The world-famous country unknown for its own residents
Northern Bohemia. What is the region?
Almost exactly in center of continental Europe, there is a region whose history is wild and shocking. A region so rich and beautiful that for centuries it has led wars and political disputes to all Central European empires.
North Bohemia was part of the kingdom of the Slavic family of Czechs. But it dark Middle Ages, there was uninhabited and desolate land. Maybe then a much later used name came into being: “Boar Forest”. In the prehistoric Celtic dialect: “Sud Eten“.
So, in the 14th century, the Czechs invited the German inhabitants to settle this region. Germans fell in love with this charming land. And Nord Bohemia became their homeland for centuries. With love they called him “Nordböhmen“.
There was the most fashionable German spa town “Teplitz in Böhmen”, which, besides radioactive thermal springs, had the best known natural carbonic springs (naturally carbonated Biliner mineral water).
There was also a world-famous bitter salt detoxication cure, which became a model for the Seidlitz powders pharmacies around the world.
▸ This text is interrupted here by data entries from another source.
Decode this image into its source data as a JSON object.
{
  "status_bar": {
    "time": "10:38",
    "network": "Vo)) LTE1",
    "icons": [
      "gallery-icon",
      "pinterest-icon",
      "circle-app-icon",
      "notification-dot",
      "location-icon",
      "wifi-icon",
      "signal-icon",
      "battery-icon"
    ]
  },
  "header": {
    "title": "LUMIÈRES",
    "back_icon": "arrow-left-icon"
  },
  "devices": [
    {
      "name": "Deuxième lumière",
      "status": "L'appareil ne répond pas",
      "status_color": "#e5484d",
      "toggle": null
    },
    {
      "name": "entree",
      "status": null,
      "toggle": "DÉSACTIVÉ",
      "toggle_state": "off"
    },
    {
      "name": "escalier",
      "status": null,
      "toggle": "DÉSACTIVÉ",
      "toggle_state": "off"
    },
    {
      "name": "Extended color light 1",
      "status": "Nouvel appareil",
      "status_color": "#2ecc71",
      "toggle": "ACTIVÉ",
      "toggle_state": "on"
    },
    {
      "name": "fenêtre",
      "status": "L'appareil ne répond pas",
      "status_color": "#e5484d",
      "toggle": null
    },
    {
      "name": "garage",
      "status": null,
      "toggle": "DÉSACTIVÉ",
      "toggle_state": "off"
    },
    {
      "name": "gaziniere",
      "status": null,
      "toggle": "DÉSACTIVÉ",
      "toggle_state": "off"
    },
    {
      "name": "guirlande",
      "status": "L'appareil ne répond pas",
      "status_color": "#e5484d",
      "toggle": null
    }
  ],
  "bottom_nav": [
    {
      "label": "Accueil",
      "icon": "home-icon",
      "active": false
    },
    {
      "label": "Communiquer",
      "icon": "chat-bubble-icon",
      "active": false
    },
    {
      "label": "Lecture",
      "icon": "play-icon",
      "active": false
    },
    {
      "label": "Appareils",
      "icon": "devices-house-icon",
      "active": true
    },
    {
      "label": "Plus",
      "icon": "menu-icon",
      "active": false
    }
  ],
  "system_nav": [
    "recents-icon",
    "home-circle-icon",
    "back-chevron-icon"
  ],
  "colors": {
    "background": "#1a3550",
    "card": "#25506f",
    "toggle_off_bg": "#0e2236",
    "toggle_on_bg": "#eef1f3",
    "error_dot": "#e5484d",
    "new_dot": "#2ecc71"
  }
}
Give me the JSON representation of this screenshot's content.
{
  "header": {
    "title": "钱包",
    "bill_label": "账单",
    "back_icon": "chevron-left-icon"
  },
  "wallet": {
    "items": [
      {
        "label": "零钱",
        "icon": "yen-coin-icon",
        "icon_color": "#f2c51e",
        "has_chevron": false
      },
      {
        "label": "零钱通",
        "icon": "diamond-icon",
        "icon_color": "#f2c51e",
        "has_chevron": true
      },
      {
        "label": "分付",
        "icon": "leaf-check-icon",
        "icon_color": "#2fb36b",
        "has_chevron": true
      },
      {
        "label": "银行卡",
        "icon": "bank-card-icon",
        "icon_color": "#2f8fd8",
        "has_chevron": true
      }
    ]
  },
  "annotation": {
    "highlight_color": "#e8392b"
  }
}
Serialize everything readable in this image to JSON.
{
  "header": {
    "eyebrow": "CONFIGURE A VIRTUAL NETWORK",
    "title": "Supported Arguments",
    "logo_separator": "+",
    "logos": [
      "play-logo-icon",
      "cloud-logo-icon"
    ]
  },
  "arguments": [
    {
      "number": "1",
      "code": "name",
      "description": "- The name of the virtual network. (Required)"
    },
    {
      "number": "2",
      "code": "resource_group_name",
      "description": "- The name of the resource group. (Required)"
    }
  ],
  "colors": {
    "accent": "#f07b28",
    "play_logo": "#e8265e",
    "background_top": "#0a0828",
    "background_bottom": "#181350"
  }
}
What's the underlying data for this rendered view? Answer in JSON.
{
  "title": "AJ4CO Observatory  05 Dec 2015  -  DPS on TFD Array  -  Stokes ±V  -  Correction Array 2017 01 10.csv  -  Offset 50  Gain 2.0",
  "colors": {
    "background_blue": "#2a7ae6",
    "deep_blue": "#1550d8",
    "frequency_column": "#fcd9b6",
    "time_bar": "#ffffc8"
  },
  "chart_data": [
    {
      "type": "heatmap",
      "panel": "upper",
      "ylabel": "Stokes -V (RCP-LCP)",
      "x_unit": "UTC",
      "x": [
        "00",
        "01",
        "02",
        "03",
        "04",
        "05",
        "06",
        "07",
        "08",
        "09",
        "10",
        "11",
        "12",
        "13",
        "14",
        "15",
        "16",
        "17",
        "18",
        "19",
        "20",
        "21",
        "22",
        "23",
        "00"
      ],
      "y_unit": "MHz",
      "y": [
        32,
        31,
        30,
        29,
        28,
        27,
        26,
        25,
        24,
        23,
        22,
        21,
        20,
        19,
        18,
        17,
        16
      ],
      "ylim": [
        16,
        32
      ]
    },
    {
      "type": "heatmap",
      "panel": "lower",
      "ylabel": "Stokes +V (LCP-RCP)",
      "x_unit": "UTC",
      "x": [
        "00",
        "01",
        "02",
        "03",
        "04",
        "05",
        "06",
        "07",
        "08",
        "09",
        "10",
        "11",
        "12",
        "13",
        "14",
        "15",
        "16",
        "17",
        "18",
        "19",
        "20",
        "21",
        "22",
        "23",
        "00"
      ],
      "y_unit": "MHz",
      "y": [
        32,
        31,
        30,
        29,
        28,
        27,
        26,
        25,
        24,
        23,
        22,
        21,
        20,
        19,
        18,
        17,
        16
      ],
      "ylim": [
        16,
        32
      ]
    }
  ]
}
But as James Johnson says in his famous book, practically every Englishman know these waters and cities.
Second one: The Brown blood of industry
But the main thing was yet to come. In 1712, Thomas Newcomen invented a steam engine. By further refinement, the power of steam has been increasingly used at work. The industrial revolution began.
Europe is asking for the perfect fuel for insatiable steam boilers. Here again, this region played a major role.
Mining of precious metals
In the following centuries, European culture and knowledge greatly increased. Europe needed tin, silver, precious metals. And there is plenty of this in the hills of North Bohemia.
This mountains began to be known as: “Metalliferous”, or “Ore Mountains“. (in german “Erzgebirge“). But two more tremendous achievements had yet to come.
First one: Salon of European nobility and the most beautiful European spa houses
It soon became clear that this region is also extremly rich in mineral healing water springs of different types. Spa, as a heritage of Roman culture, was in the 16th century in Europe.
Feeding of the German industrial beast
Under the metalliferous mountains, in the region of healing springs, the researchers found that time the world’s largest known deposits of brown coal. Unprecedented quality and in a thick layer – laid very shallow under the surface, sometimes only a few meters.
Nothing better to drive steam engines at the beginning of the Industrial Revolution could not be. Germany’s industrial superpower quickly took advantage of the city of Aussig (today Ústí nad Labem), through which the river Elbe flows across the German mainland to the Baltic Sea.
From the magical land to mining madness.